WHAT YOU ARE ASKED TO DO:
Filter the entries below, keeping only lines with "feedingWell".

[Component data from apps and pages]
=======
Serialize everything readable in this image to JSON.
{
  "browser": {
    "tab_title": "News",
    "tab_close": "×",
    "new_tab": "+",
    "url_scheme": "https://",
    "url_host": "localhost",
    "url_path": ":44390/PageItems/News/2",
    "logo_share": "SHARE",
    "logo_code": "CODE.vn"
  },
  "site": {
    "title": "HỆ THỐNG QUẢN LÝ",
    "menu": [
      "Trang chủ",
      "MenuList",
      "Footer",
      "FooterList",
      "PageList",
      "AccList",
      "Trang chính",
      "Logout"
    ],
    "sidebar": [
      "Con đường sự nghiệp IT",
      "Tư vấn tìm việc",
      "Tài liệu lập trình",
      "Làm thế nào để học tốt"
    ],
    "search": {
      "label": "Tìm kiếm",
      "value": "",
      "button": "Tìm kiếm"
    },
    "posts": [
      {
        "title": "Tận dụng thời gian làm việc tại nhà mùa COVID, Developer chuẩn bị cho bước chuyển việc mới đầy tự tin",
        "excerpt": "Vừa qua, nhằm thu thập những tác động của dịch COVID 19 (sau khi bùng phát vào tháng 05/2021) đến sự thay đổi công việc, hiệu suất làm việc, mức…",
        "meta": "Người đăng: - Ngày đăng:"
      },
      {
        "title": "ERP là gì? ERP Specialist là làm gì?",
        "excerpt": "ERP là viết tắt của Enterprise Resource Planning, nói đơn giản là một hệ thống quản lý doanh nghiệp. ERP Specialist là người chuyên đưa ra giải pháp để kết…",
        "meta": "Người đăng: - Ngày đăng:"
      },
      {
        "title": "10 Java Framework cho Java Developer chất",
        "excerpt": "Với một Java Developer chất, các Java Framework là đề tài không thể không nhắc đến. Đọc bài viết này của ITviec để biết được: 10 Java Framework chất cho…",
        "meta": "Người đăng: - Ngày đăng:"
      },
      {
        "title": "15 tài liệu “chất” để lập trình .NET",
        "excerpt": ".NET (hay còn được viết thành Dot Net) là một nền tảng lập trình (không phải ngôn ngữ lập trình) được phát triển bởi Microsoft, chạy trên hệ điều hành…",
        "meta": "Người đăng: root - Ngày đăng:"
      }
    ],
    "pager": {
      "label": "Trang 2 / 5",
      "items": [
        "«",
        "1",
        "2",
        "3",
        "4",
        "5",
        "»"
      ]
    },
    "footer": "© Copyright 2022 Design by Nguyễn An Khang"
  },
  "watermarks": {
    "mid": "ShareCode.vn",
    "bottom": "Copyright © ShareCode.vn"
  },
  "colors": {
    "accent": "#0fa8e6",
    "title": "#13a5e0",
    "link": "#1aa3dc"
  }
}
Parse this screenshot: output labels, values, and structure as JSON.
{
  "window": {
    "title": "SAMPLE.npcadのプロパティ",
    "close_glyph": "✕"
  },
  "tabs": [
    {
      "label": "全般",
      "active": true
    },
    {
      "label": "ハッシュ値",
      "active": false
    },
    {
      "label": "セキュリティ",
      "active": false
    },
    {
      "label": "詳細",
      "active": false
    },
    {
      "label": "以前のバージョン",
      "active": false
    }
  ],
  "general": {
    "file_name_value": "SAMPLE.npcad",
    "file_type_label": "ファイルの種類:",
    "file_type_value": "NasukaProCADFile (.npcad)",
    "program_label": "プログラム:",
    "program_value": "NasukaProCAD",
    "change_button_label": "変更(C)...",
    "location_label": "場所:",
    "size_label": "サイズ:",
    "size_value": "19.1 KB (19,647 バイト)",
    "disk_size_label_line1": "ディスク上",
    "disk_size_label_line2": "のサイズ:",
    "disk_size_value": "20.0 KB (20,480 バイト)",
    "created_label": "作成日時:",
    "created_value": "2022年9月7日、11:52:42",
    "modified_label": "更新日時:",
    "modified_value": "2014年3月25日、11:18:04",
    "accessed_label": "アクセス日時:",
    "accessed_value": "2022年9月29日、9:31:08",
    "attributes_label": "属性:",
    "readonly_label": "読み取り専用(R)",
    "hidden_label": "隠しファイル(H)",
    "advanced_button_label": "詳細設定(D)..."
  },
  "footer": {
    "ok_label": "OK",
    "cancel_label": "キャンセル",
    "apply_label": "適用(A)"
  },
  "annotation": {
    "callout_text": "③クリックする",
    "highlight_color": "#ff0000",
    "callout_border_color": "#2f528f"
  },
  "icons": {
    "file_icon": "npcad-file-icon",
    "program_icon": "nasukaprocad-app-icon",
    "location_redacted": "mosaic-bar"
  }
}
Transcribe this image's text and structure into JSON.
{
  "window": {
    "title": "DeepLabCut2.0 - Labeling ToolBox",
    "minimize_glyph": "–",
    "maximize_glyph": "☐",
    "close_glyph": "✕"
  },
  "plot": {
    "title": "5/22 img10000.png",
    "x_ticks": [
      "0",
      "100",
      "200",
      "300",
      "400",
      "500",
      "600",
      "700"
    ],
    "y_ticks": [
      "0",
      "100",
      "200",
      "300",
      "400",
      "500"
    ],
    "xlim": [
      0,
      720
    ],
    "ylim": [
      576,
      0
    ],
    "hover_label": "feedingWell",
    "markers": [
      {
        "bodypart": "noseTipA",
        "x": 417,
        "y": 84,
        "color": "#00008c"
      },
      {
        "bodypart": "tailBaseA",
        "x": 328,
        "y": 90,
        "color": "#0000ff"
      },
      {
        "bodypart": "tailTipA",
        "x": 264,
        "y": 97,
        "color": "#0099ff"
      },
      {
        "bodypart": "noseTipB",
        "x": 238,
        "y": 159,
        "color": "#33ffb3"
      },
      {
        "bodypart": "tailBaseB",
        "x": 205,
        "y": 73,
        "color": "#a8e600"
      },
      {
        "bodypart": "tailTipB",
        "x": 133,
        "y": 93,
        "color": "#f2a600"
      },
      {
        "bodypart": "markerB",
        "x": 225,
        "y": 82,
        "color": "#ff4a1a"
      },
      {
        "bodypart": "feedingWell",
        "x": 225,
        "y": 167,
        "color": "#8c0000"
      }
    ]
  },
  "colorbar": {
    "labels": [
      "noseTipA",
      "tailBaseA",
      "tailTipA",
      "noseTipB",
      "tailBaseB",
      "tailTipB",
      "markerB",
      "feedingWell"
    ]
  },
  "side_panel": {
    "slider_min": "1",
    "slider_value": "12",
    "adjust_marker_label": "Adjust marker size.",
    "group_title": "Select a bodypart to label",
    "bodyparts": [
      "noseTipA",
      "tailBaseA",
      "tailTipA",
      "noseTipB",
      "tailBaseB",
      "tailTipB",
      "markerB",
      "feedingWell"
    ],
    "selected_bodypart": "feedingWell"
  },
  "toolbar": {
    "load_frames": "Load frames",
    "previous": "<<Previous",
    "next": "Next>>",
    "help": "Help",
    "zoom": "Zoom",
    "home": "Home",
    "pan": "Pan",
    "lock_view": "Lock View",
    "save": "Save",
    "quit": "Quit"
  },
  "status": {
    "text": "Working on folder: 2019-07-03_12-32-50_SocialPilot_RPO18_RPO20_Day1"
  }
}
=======
OUTPUT FOR THIS EXERCISE:
    "hover_label": "feedingWell",
        "bodypart": "feedingWell",
      "feedingWell"
      "feedingWell"
    "selected_bodypart": "feedingWell"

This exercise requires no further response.